### [Task brief]
Whenever the string "views" turns up in a line of the data below, copy that line.

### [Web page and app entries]
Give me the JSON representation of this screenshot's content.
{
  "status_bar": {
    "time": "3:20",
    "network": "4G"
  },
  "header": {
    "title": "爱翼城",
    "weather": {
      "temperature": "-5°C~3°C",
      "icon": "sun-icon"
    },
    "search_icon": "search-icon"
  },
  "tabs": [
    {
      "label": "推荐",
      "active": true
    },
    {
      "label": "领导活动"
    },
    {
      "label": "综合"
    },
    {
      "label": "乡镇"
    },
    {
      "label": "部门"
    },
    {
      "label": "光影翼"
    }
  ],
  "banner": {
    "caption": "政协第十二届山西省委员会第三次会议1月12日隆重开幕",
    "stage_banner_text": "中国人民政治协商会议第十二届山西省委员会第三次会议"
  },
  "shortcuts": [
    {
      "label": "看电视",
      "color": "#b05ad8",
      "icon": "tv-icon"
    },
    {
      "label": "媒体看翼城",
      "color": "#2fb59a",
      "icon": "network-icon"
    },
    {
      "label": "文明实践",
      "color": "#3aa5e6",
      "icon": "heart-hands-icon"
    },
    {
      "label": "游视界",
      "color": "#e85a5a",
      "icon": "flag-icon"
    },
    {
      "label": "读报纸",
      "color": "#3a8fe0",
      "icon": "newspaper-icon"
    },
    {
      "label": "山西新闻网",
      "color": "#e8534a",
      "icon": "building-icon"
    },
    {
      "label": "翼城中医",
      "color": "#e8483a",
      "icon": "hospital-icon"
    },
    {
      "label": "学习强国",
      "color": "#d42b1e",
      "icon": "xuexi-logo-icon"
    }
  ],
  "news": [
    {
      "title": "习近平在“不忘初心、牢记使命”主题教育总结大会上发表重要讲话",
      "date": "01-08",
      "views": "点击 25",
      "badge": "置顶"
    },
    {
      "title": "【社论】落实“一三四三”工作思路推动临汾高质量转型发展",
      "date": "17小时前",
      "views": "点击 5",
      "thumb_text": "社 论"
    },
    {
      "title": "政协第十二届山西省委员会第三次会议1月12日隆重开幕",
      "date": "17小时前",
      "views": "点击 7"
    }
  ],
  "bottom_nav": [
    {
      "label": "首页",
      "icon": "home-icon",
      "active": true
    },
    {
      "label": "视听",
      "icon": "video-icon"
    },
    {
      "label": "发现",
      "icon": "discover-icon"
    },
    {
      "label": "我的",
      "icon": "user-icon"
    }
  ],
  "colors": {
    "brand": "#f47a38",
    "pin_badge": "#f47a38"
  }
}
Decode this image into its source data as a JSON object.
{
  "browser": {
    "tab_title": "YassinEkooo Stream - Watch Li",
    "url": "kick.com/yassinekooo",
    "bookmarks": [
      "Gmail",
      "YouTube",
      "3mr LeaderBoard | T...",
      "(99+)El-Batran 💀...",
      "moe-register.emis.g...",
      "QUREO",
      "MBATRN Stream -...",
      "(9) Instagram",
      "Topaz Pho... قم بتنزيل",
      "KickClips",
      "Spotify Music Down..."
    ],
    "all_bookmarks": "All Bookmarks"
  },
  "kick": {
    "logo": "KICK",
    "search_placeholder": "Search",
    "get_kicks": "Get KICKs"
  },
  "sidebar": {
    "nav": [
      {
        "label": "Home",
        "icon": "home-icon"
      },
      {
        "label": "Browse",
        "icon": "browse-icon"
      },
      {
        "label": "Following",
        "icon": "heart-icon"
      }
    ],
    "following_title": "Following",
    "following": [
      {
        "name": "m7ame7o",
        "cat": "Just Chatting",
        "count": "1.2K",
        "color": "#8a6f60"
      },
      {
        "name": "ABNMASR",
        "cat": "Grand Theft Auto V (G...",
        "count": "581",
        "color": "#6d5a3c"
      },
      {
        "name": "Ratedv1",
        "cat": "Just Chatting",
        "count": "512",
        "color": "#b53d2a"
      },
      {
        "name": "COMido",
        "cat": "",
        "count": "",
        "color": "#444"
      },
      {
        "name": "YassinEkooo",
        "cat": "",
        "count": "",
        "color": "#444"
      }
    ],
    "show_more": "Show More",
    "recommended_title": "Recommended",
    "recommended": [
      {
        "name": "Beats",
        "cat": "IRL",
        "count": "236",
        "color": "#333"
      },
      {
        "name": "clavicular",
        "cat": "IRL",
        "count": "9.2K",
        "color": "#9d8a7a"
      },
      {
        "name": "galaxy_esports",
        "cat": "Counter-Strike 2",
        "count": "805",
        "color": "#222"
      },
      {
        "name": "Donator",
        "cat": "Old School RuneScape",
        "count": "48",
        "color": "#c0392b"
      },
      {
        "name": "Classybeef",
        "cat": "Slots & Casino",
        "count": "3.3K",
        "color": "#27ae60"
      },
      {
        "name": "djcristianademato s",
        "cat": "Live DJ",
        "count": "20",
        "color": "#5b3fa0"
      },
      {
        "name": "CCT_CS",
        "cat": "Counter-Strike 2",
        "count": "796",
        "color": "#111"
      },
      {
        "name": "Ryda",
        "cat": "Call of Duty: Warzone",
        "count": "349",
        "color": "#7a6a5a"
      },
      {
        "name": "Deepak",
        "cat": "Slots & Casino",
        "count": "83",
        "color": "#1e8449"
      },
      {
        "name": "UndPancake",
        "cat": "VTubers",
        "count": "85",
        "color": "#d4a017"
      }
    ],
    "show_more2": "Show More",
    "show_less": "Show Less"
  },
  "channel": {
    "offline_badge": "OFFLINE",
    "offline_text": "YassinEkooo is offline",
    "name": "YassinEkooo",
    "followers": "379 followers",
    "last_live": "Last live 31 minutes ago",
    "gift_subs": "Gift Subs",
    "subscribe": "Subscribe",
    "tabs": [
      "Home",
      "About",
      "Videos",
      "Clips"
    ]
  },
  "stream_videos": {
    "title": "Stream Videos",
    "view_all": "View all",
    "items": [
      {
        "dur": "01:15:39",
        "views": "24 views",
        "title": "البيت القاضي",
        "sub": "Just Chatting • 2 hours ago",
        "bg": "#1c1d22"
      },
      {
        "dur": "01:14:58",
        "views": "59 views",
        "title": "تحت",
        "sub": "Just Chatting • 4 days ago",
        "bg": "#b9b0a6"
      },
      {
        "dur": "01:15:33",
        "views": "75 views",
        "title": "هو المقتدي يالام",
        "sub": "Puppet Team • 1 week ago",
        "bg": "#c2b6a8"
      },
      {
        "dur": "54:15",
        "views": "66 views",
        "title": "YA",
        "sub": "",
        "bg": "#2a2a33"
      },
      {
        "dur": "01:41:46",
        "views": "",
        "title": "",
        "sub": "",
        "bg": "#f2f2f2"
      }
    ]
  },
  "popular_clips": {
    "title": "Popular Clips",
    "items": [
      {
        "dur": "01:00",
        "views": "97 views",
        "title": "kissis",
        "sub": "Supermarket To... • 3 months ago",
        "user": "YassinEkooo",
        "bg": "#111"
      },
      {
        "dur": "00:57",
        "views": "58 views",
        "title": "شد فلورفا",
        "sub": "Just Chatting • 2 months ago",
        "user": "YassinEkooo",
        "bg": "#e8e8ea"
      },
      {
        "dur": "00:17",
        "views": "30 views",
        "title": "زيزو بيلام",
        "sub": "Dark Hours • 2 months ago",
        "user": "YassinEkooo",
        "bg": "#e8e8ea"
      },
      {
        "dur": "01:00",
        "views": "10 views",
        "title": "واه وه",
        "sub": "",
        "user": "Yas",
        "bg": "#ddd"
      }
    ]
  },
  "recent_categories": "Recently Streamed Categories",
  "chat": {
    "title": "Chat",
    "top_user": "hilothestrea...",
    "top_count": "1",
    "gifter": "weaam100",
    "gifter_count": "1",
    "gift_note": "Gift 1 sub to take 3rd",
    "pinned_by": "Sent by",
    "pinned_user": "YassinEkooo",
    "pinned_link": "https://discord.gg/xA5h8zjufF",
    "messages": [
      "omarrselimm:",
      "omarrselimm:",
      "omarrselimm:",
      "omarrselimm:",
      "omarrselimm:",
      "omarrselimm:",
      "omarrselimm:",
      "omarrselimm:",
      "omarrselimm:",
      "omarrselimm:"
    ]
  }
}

### [Task response]
      "views": "点击 25",
      "views": "点击 5",
      "views": "点击 7"
        "views": "24 views",
        "views": "59 views",
        "views": "75 views",
        "views": "66 views",
        "views": "",
        "views": "97 views",
        "views": "58 views",
        "views": "30 views",
        "views": "10 views",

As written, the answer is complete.